_Instructions for the task_.
Look through the data that follows and copy each line with the string "More".
+ + +
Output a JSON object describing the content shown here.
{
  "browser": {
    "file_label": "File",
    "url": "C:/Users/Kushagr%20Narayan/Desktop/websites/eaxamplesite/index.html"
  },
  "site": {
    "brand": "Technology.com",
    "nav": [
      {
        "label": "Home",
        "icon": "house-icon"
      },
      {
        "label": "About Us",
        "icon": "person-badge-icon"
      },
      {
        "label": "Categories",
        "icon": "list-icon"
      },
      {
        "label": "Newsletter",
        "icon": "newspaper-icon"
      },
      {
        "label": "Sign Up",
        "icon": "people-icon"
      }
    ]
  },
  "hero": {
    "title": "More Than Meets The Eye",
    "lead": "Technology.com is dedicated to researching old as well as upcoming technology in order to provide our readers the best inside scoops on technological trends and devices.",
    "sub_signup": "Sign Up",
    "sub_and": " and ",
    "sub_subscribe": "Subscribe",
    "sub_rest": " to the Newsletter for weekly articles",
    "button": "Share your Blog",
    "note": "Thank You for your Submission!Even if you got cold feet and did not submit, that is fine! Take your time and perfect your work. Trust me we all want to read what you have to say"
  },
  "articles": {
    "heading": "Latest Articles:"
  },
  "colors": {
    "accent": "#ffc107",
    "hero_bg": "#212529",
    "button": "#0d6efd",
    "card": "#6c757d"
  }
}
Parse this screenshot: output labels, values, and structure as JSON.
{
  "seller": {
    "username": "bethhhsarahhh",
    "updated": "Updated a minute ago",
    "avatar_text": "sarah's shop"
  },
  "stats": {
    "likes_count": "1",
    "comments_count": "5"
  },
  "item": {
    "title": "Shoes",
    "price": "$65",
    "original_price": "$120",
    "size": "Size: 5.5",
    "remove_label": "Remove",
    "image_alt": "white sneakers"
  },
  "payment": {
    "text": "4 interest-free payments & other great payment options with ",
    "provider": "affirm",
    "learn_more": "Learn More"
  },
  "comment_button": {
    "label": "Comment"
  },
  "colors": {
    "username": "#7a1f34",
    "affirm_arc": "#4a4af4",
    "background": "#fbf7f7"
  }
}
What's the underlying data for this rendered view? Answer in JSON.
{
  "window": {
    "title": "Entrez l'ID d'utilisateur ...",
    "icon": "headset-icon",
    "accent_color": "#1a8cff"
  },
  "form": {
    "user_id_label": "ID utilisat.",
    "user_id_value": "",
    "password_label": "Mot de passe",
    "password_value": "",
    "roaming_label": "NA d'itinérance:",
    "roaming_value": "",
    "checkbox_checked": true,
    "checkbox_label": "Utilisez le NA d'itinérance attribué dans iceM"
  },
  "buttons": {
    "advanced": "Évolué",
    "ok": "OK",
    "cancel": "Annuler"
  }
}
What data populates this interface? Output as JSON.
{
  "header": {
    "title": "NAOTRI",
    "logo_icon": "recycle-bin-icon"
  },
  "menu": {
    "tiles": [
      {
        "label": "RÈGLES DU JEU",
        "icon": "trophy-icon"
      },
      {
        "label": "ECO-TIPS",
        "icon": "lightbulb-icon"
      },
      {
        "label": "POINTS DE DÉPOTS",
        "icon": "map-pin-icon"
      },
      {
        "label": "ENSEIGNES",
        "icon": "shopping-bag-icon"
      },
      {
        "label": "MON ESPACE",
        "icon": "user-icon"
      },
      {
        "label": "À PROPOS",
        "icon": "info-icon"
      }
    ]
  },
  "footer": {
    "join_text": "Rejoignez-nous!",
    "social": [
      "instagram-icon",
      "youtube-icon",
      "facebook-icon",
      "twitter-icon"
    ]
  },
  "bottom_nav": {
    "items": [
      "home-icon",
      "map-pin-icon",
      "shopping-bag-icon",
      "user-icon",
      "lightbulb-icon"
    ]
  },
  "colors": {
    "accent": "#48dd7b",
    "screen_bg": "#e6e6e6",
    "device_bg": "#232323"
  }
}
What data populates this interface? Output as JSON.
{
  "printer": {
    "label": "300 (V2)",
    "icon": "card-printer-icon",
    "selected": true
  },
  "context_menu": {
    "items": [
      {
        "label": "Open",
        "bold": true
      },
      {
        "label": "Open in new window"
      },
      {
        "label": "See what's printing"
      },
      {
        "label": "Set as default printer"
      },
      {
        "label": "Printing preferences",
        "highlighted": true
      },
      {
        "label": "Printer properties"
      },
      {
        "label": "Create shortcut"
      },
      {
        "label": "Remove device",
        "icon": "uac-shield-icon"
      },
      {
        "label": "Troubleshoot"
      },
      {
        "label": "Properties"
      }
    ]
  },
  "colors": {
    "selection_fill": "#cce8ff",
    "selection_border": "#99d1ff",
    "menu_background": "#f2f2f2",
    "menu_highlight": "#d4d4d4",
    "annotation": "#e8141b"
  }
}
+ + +
_Written reply_.
    "title": "More Than Meets The Eye",
    "learn_more": "Learn More"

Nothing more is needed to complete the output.